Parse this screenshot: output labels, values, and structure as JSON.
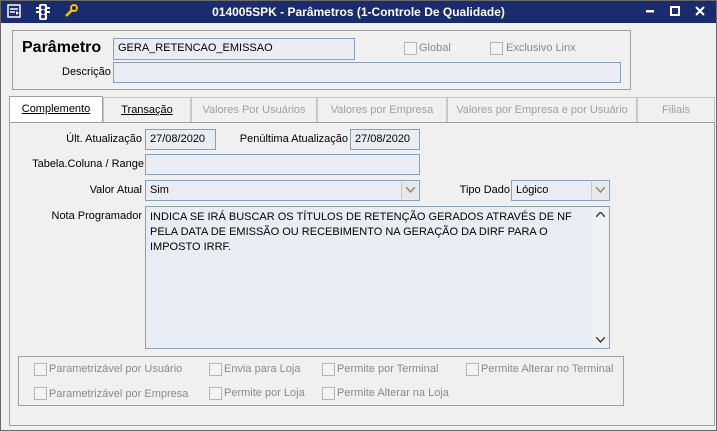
{
  "window": {
    "title": "014005SPK - Parâmetros (1-Controle De Qualidade)"
  },
  "header": {
    "parametro_label": "Parâmetro",
    "parametro_value": "GERA_RETENCAO_EMISSAO",
    "global_label": "Global",
    "exclusivo_label": "Exclusivo Linx",
    "descricao_label": "Descrição",
    "descricao_value": ""
  },
  "tabs": [
    {
      "label": "Complemento",
      "active": true
    },
    {
      "label": "Transação",
      "active": false
    },
    {
      "label": "Valores Por Usuários",
      "active": false
    },
    {
      "label": "Valores por Empresa",
      "active": false
    },
    {
      "label": "Valores por Empresa e por Usuário",
      "active": false
    },
    {
      "label": "Filiais",
      "active": false
    }
  ],
  "form": {
    "ult_atualizacao_label": "Últ. Atualização",
    "ult_atualizacao_value": "27/08/2020",
    "penultima_label": "Penúltima Atualização",
    "penultima_value": "27/08/2020",
    "tabela_label": "Tabela.Coluna / Range",
    "tabela_value": "",
    "valor_atual_label": "Valor Atual",
    "valor_atual_value": "Sim",
    "tipo_dado_label": "Tipo Dado",
    "tipo_dado_value": "Lógico",
    "nota_label": "Nota Programador",
    "nota_value": "INDICA SE IRÁ BUSCAR OS TÍTULOS DE RETENÇÃO GERADOS ATRAVÉS DE NF PELA DATA DE EMISSÃO OU RECEBIMENTO NA GERAÇÃO DA DIRF PARA O IMPOSTO IRRF."
  },
  "options": {
    "parametrizavel_usuario": "Parametrizável por Usuário",
    "envia_loja": "Envia para Loja",
    "permite_terminal": "Permite por Terminal",
    "permite_alterar_terminal": "Permite Alterar no Terminal",
    "parametrizavel_empresa": "Parametrizável por Empresa",
    "permite_loja": "Permite por Loja",
    "permite_alterar_loja": "Permite Alterar na Loja"
  },
  "icons": {
    "menu": "window-menu-icon",
    "traffic": "traffic-light-icon",
    "tools": "wrench-icon"
  },
  "colors": {
    "titlebar": "#1a2b6e",
    "field_bg": "#e9edf3"
  }
}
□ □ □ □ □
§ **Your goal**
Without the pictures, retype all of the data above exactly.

§ **Answer**
Parse this screenshot: output labels, values, and structure as JSON.
{
  "window": {
    "title": "014005SPK - Parâmetros (1-Controle De Qualidade)"
  },
  "header": {
    "parametro_label": "Parâmetro",
    "parametro_value": "GERA_RETENCAO_EMISSAO",
    "global_label": "Global",
    "exclusivo_label": "Exclusivo Linx",
    "descricao_label": "Descrição",
    "descricao_value": ""
  },
  "tabs": [
    {
      "label": "Complemento",
      "active": true
    },
    {
      "label": "Transação",
      "active": false
    },
    {
      "label": "Valores Por Usuários",
      "active": false
    },
    {
      "label": "Valores por Empresa",
      "active": false
    },
    {
      "label": "Valores por Empresa e por Usuário",
      "active": false
    },
    {
      "label": "Filiais",
      "active": false
    }
  ],
  "form": {
    "ult_atualizacao_label": "Últ. Atualização",
    "ult_atualizacao_value": "27/08/2020",
    "penultima_label": "Penúltima Atualização",
    "penultima_value": "27/08/2020",
    "tabela_label": "Tabela.Coluna / Range",
    "tabela_value": "",
    "valor_atual_label": "Valor Atual",
    "valor_atual_value": "Sim",
    "tipo_dado_label": "Tipo Dado",
    "tipo_dado_value": "Lógico",
    "nota_label": "Nota Programador",
    "nota_value": "INDICA SE IRÁ BUSCAR OS TÍTULOS DE RETENÇÃO GERADOS ATRAVÉS DE NF PELA DATA DE EMISSÃO OU RECEBIMENTO NA GERAÇÃO DA DIRF PARA O IMPOSTO IRRF."
  },
  "options": {
    "parametrizavel_usuario": "Parametrizável por Usuário",
    "envia_loja": "Envia para Loja",
    "permite_terminal": "Permite por Terminal",
    "permite_alterar_terminal": "Permite Alterar no Terminal",
    "parametrizavel_empresa": "Parametrizável por Empresa",
    "permite_loja": "Permite por Loja",
    "permite_alterar_loja": "Permite Alterar na Loja"
  },
  "icons": {
    "menu": "window-menu-icon",
    "traffic": "traffic-light-icon",
    "tools": "wrench-icon"
  },
  "colors": {
    "titlebar": "#1a2b6e",
    "field_bg": "#e9edf3"
  }
}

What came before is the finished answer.